|Verbal Wit||Clever wordplay contributes to comedic effects within the farce|
In conclusion, farce has left an indelible mark on comedy in literature. Through its employment of exaggerated situations, precise timing, physical gags, and verbal wit, farcical works have brought joy and laughter to audiences across generations. As we move forward into the next section on contemporary farce in global literature, we will explore how this genre continues to evolve and captivate readers with its unique brand of humor.
Transitioning seamlessly into the subsequent section about “Contemporary Farce in Global Literature,” we embark upon a journey that explores the modern manifestations of this timeless comedic form.

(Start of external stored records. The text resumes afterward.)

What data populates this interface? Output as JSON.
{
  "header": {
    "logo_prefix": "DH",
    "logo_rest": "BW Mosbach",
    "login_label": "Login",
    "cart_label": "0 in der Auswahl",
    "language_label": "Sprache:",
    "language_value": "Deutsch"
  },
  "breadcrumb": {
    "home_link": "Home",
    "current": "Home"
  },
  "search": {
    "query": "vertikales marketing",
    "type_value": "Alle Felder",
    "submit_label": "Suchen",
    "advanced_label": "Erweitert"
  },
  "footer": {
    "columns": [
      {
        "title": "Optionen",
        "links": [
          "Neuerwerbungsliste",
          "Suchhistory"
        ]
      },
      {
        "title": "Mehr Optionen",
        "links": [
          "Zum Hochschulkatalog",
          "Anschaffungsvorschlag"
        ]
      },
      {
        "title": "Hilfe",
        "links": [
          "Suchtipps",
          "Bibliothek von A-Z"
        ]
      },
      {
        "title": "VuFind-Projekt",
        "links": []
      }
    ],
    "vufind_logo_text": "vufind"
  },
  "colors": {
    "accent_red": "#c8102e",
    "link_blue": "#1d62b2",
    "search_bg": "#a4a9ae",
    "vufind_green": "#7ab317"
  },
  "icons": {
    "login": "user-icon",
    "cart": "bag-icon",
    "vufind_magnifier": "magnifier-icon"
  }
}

Contemporary Farce in Global Literature
Transitioning from the impact of farce in literature, we can now explore its influence on modern theatre. One prominent example that illustrates this influence is the play “Noises Off” by Michael Frayn. This acclaimed comedy follows a group of actors as they rehearse and perform a mediocre farce called “Nothing On.” Through its metatheatrical structure, “Noises Off” offers a humorous and insightful commentary on the chaos and absurdity behind-the-scenes of theatrical productions.

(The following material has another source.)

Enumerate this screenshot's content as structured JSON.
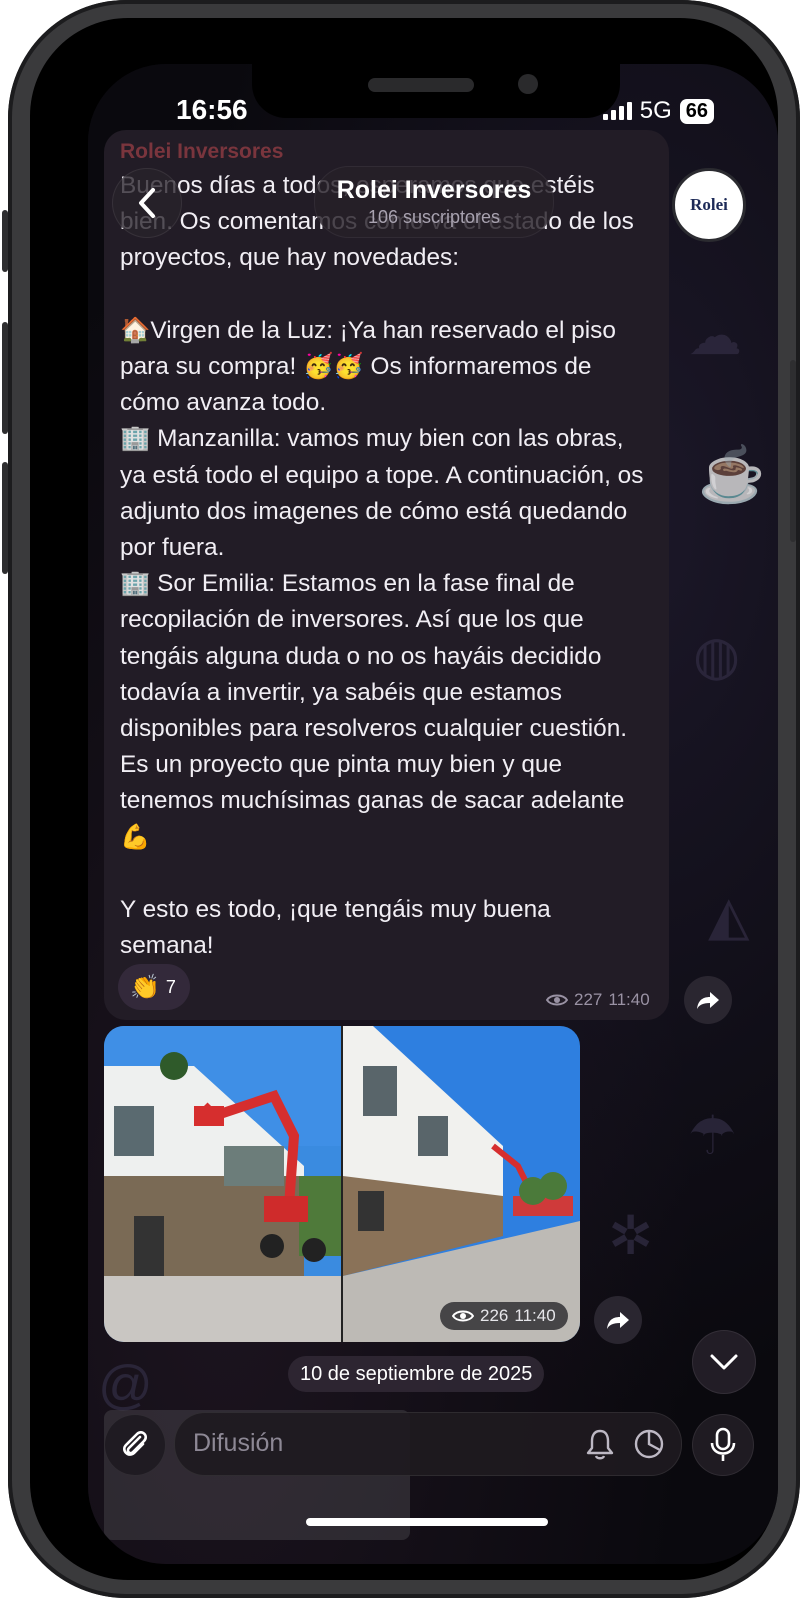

To further understand the significance of farce in contemporary theater, let us examine some key aspects:
- Physical Comedy: Farces often rely heavily on physical humor to evoke laughter. Slapstick elements such as exaggerated gestures, pratfalls, and comical mishaps are commonly employed to create comic relief for audiences.

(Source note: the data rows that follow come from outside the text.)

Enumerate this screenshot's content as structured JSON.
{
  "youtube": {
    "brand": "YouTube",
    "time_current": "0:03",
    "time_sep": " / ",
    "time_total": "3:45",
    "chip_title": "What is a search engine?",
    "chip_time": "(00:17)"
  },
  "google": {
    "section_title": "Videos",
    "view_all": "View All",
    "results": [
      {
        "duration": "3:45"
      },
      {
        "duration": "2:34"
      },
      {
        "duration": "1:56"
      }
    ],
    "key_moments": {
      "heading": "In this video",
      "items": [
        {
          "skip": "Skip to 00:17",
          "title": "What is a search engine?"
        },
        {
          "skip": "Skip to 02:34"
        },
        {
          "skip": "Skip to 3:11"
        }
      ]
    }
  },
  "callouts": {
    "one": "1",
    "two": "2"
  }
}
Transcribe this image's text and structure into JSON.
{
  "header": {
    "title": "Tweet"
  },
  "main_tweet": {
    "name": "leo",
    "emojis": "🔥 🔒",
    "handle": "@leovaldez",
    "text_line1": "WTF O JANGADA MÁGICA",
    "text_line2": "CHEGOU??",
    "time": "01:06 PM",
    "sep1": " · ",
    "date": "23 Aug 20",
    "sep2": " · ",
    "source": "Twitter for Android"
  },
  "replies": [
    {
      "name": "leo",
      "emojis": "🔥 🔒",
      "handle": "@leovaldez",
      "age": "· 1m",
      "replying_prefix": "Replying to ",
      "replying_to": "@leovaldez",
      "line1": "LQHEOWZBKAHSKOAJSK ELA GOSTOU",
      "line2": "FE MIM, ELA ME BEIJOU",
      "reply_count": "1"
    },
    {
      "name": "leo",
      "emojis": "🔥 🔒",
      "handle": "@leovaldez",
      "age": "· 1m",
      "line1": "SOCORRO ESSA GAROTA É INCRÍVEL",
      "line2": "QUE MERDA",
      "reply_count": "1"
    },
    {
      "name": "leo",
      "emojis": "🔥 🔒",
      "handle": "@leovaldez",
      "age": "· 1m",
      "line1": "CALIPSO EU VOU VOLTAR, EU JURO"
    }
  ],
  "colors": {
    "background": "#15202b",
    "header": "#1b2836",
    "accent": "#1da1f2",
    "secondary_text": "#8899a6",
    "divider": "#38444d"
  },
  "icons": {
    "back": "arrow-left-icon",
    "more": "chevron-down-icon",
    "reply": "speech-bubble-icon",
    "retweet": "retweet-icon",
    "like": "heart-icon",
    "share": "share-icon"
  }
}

- Timing and Pacing: A successful farce requires precise timing and impeccable pacing to maximize comedic effect. The rapid escalation of misunderstandings, mistaken identities, and chaotic situations generates a sense of anticipation and suspense among viewers.
- Satirical Commentary: Farces often employ satire to mock social conventions or institutions. By exaggerating societal norms or stereotypes, these plays encourage reflection while providing an entertaining experience.
- Absurd Situations: The genre frequently embraces nonsensical plotlines and outrageous scenarios that defy logic but uphold internal consistency within their fictional worlds.
The table below demonstrates how various renowned playwrights have utilized farcical elements in their works:
|Playwright||Notable Works||Farcical Elements Employed|
|Georges Feydeau||A Flea in Her Ear||Mistaken identities; intricate plot twists|
|Dario Fo||Accidental Death of an Anarchist||Political satire; slapstick comedy|
|Alan Ayckbourn||The Norman Conquests||Miscommunication; farcical misunderstandings|
|Yasmina Reza||God of Carnage||Absurd situations; dark humor|
In conclusion, the influence of farce on modern theater is undeniable. Through physical comedy, timing and pacing, satirical commentary, and absurd situations, this genre continues to captivate audiences worldwide. As we delve further into contemporary farce in global literature, a deeper understanding of its impact on both comedic writing and theatrical performance will emerge.